For some, the answer to this question has meant shifting online, re-making projects in terms of digital ethnography, a move that I have also made, albeit only partially, as my own research on the everyday character of inter-communal relations in Thailand, in which I trace the microsociological and micropolitical dynamics of conflict and religious tension through daily life, through interactions in the markets, in workplaces, and homes, necessitates the kind of “deep hanging out” that Geertz proposes. Unwilling to shift away from the everyday lived experiences of research collaborators and participants, from the stories they whisper across desks or utter into the calm evening air as they gently rock grandchildren to sleep, continuing my research in the Covid-19 landscape has meant, instead, re-formulating my doctoral dissertation timeline. Rather than beginning my long-term ethnographic fieldwork this summer, I have had to reshuffle the order of my work, to tackle those pieces of my research that I can do, safely and ethically, now, to reimagine the boundaries of participant observation and the physical closeness that ethnography often necessitates.

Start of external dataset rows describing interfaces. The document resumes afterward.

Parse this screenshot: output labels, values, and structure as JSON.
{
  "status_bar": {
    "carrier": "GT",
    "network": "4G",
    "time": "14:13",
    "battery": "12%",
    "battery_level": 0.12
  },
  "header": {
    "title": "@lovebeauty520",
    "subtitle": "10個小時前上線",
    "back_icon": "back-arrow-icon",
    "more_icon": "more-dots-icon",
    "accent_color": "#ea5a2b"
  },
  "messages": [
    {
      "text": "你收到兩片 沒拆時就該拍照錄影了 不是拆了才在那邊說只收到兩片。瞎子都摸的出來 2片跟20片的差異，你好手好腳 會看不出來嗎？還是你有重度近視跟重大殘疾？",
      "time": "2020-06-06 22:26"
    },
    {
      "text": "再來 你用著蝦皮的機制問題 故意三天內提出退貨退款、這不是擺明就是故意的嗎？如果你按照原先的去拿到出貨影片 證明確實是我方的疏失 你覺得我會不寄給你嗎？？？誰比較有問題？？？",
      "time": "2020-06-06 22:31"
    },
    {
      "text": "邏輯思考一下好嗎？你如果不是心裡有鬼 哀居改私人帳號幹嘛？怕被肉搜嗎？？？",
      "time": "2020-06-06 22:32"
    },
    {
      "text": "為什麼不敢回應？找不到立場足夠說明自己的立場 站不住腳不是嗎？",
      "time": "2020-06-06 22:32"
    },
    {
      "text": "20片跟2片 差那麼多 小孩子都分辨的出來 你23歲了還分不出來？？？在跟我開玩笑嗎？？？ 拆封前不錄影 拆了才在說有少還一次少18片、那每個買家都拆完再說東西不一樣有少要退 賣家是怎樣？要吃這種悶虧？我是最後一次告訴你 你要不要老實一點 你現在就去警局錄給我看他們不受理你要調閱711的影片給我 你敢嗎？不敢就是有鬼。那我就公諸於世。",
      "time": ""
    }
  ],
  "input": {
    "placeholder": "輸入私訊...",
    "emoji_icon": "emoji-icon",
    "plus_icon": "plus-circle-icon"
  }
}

With the generous support of the Amnuay-Samonsri Viravan Endowment for Thai Studies housed at the University of Michigan, I have focused my attention this summer on the methodical work of organizing field notes and transcribing interviews from my preliminary field research in the Phang Nga province of Thailand, as well as reading the locally written Thai-language historical sources that I gathered in 2019 and sifting through the National Library of Thailand’s digitized historic newspaper collection for pieces on the south. Currently, I am working on transcribing an interview with a former colleague about her marriage across religions and reading through a locally compiled history of Islam in Phang Nga, which addresses various waves of Muslim migration to the province, the founding of several Phang Nga communities, and the role of Muslims in shaping the resource-rich region’s development. Though not exactly how I anticipated spending this summer, it is my hope that this work of reflecting, of re-organizing, and transcribing will add texture and complexity to my future ethnographic fieldwork.
Selina Makana (2018), in her work on feminist ethnography, writes about the “ebb and flow of fieldwork research” (p. 364), or the subtle shifts in fieldwork interactions, relationships, and situations. In a way, the Covid-19 research landscape can also be understood through this framework of “ebb and flow.” While the current international context has prevented me from beginning the in-person research that my project requires, from engaging in the everyday routines of ethnographic fieldwork in the traditional sense, it doesn’t mean that I cannot “do” anthropology. Rather, doing anthropology can mean following the flow of your own work, allowing your research to push out against the narrowly defined research timeline of fieldwork followed by analysis. For me, now, this is a period of ebbing, a period of retreating back to the notes and interviews that I had previously gathered and working through them, slowly and painstakingly, to better understand them in their full complexity. It is a period of taking a second to linger more deeply on a heavy sigh in an interview or the sudden switch in tone and pace, from easy conversation to hurried speech, of pausing to re-listen, re-hear, re-learn the diverse stories, histories, and voices of Phang Nga community members and how they make sense of their plural landscape and the myriad ways of living together in shared space and time. Now is a time for reflecting on what anthropology can mean and for reimagining ethnography in a way that incorporates multiple research temporalities, innovative forms of participant observation, and moments of intimate reflection. Now is a time for ebbing, for a different kind of flow.
Geertz, Clifford. (1998, October 22). Deep Hanging Out. New York Review of Books. https://www-nybooks-com.proxy.lib.umich.edu/articles/1998/10/22/deep-hanging-out/
Makana, Selina. (2018). “Contested Encounters: Toward a Twenty-First-Century African Feminist Ethnography.” Meridians: Feminism, race, transnationalism, 17(2), 361 – 375.